Democratic leaders vowed to end language restricting funding for abortion and needle aid when they took control of the House, Senate, and White House in 2021. But senators say they will have to give up on that promise due to the reality of their slim majority in the Senate and rushing to find agreement on a 12-bill appropriations package ahead of the next funding deadline on March 11.
“It’s a 50-50 Senate: if you want to change riders, get 60 people,” said Sen. Jon Tester (D-Mont.), a member of the Senate Appropriations Committee.
Two abortion restrictions — the so-called Hyde and Weldon amendments — have been added to funding bills for the departments of Labor and Health and Human Services for several decades. The Hyde amendment bars federal funds for abortion, except in cases of rape, incest, or to save the life of the woman.

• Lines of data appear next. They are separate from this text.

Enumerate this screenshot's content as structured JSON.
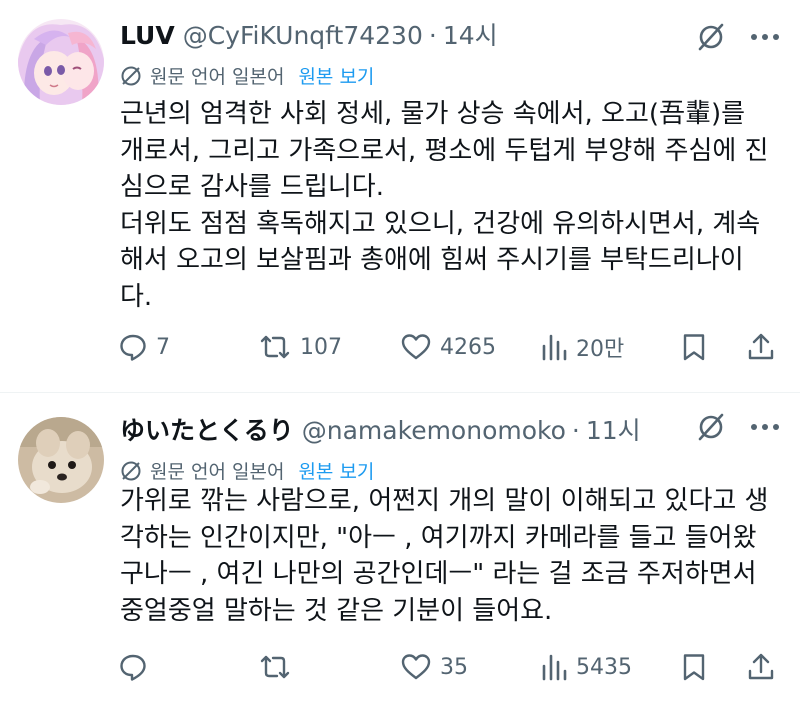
{
  "posts": [
    {
      "display_name": "LUV",
      "handle": "@CyFiKUnqft74230",
      "separator": "·",
      "time": "14시",
      "translation": {
        "language_label": "원문 언어 일본어",
        "show_original": "원본 보기"
      },
      "text_lines": [
        "근년의 엄격한 사회 정세, 물가 상승 속에서, 오고(吾輩)를",
        "개로서, 그리고 가족으로서, 평소에 두텁게 부양해 주심에 진",
        "심으로 감사를 드립니다.",
        "더위도 점점 혹독해지고 있으니, 건강에 유의하시면서, 계속",
        "해서 오고의 보살핌과 총애에 힘써 주시기를 부탁드리나이",
        "다."
      ],
      "stats": {
        "replies": "7",
        "reposts": "107",
        "likes": "4265",
        "views": "20만"
      }
    },
    {
      "display_name": "ゆいたとくるり",
      "handle": "@namakemonomoko",
      "separator": "·",
      "time": "11시",
      "translation": {
        "language_label": "원문 언어 일본어",
        "show_original": "원본 보기"
      },
      "text_lines": [
        "가위로 깎는 사람으로, 어쩐지 개의 말이 이해되고 있다고 생",
        "각하는 인간이지만, \"아ㅡ , 여기까지 카메라를 들고 들어왔",
        "구나ㅡ , 여긴 나만의 공간인데ㅡ\" 라는 걸 조금 주저하면서",
        "중얼중얼 말하는 것 같은 기분이 들어요."
      ],
      "stats": {
        "replies": "",
        "reposts": "",
        "likes": "35",
        "views": "5435"
      }
    }
  ],
  "icons": {
    "reply": "reply-icon",
    "repost": "repost-icon",
    "like": "heart-icon",
    "views": "views-icon",
    "bookmark": "bookmark-icon",
    "share": "share-icon",
    "grok": "grok-icon",
    "more": "more-icon",
    "translate": "globe-icon"
  },
  "colors": {
    "text": "#0f1419",
    "secondary": "#536471",
    "link": "#1d9bf0",
    "divider": "#eff3f4"
  }
}
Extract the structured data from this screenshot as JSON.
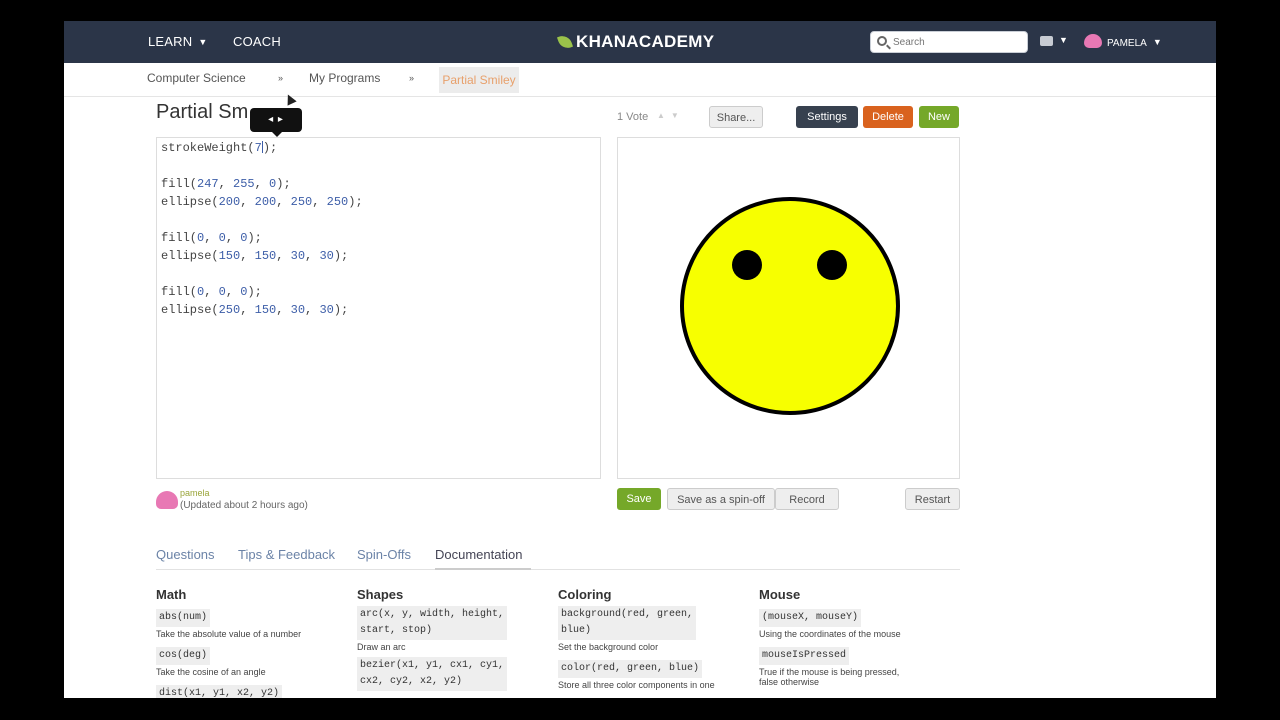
{
  "nav": {
    "learn": "LEARN",
    "coach": "COACH",
    "logo": "KHANACADEMY",
    "search_placeholder": "Search",
    "user": "PAMELA"
  },
  "breadcrumb": {
    "items": [
      "Computer Science",
      "My Programs",
      "Partial Smiley"
    ],
    "separator": "»"
  },
  "program": {
    "title": "Partial Sm",
    "tooltip": "◂ ▸",
    "votes": "1 Vote",
    "share": "Share...",
    "settings": "Settings",
    "delete": "Delete",
    "new": "New"
  },
  "code": {
    "stroke_fn": "strokeWeight(",
    "stroke_val": "7",
    "stroke_end": ");",
    "fill1": [
      "247",
      "255",
      "0"
    ],
    "ellipse1": [
      "200",
      "200",
      "250",
      "250"
    ],
    "fill2": [
      "0",
      "0",
      "0"
    ],
    "ellipse2": [
      "150",
      "150",
      "30",
      "30"
    ],
    "fill3": [
      "0",
      "0",
      "0"
    ],
    "ellipse3": [
      "250",
      "150",
      "30",
      "30"
    ]
  },
  "canvas": {
    "face_color": "#f7ff00",
    "eye_color": "#000000",
    "stroke_color": "#000000"
  },
  "actions": {
    "save": "Save",
    "spin_off": "Save as a spin-off",
    "record": "Record",
    "restart": "Restart"
  },
  "author": {
    "name": "pamela",
    "updated": "(Updated about 2 hours ago)"
  },
  "tabs": [
    "Questions",
    "Tips & Feedback",
    "Spin-Offs",
    "Documentation"
  ],
  "docs": {
    "math": {
      "title": "Math",
      "items": [
        {
          "code": "abs(num)",
          "desc": "Take the absolute value of a number"
        },
        {
          "code": "cos(deg)",
          "desc": "Take the cosine of an angle"
        },
        {
          "code": "dist(x1, y1, x2, y2)",
          "desc": ""
        }
      ]
    },
    "shapes": {
      "title": "Shapes",
      "items": [
        {
          "code": "arc(x, y, width, height,\nstart, stop)",
          "desc": "Draw an arc"
        },
        {
          "code": "bezier(x1, y1, cx1, cy1,\ncx2, cy2, x2, y2)",
          "desc": ""
        }
      ]
    },
    "coloring": {
      "title": "Coloring",
      "items": [
        {
          "code": "background(red, green,\nblue)",
          "desc": "Set the background color"
        },
        {
          "code": "color(red, green, blue)",
          "desc": "Store all three color components in one"
        }
      ]
    },
    "mouse": {
      "title": "Mouse",
      "items": [
        {
          "code": "(mouseX, mouseY)",
          "desc": "Using the coordinates of the mouse"
        },
        {
          "code": "mouseIsPressed",
          "desc": "True if the mouse is being pressed,\nfalse otherwise"
        }
      ]
    }
  }
}
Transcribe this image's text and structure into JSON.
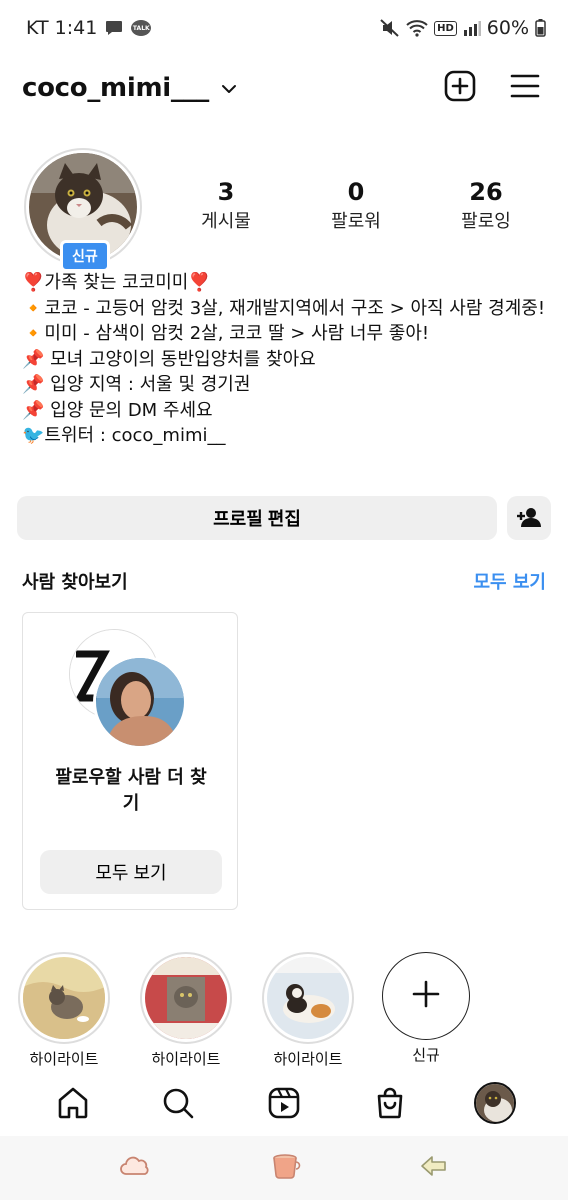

The Weldon amendment bars funding for state and local governments if those entities refuse to work with health insurance plans or professionals that refuse to provide, pay for, cover, or refer abortions.
Joe Biden pledged to scrap the Hyde amendment while campaigning for president. Failing to fulfill those promises could hurt Democrats’ chances with voters.
Sen. Roy Blunt (Mo.), the top Republican on the panel responsible for nearly all federal health funds, said he expects the omnibus to retain all the “legacy riders,” or policy provisions that get attached to a must-pass measure to fund the government. He said Democrats simply don’t have the votes to try to repeal them, despite their best efforts to do so.
“It would be a huge mistake of them with a 50-50 Senate to think they could add new things or take away things that have been there for at least 10 years,” Blunt said.
Democratic aides caution that negotiations on the omnibus are ongoing, and lawmakers haven’t worked out which riders will be attached.
“Negotiators working on the omnibus have not reached any final agreement on policy provisions or programmatic funding levels,” said Evan Hollander, spokesman for Rep. Rosa DeLauro (D-Conn.), who leads the House Appropriations Committee.
But Sen. Joe Manchin (D-W.Va.) largely closed the door on Democrats’ plans to end Hyde last year when he announced he’ll support the existing policy “in every way possible.”
These funding bills also commonly contain a rider prohibiting federal funds from going to buy syringes for needle exchanges, something the Biden administration has proposed funding via grants approved under last year’s American Rescue Plan (Public Law 117-2).
Those grants have come under fire largely from Republicans, who said they could be used to distribute free pipes for drug users. HHS officials have said they won’t be used to buy pipes but can be used for syringe exchanges.
Group that want lawmakers to overturn Hyde say Democrats shouldn’t give up on the abortion issue.
“With abortion care under attack nationwide, this is an all-hands-on-deck moment for all of us, including elected officials in Congress, to push back against restrictions and coverage bans like the Hyde Amendment,” Destiny Lopez, co-president of All* Above All, an abortion justice advocacy group, said in a statement.
The issue is significant for Medicaid recipients. Thirty-three states and the District of Columbia follow the federal standard and only provide funding for abortions in the case of rape or incest or to save the life of the woman— in addition to South Dakota, which has more restrictive standards, according to the Kaiser Family Foundation. The other states have less restrictive standards for funding abortions through Medicaid.
To contact the reporter on this story: Alex Ruoff in Washington at email@example.com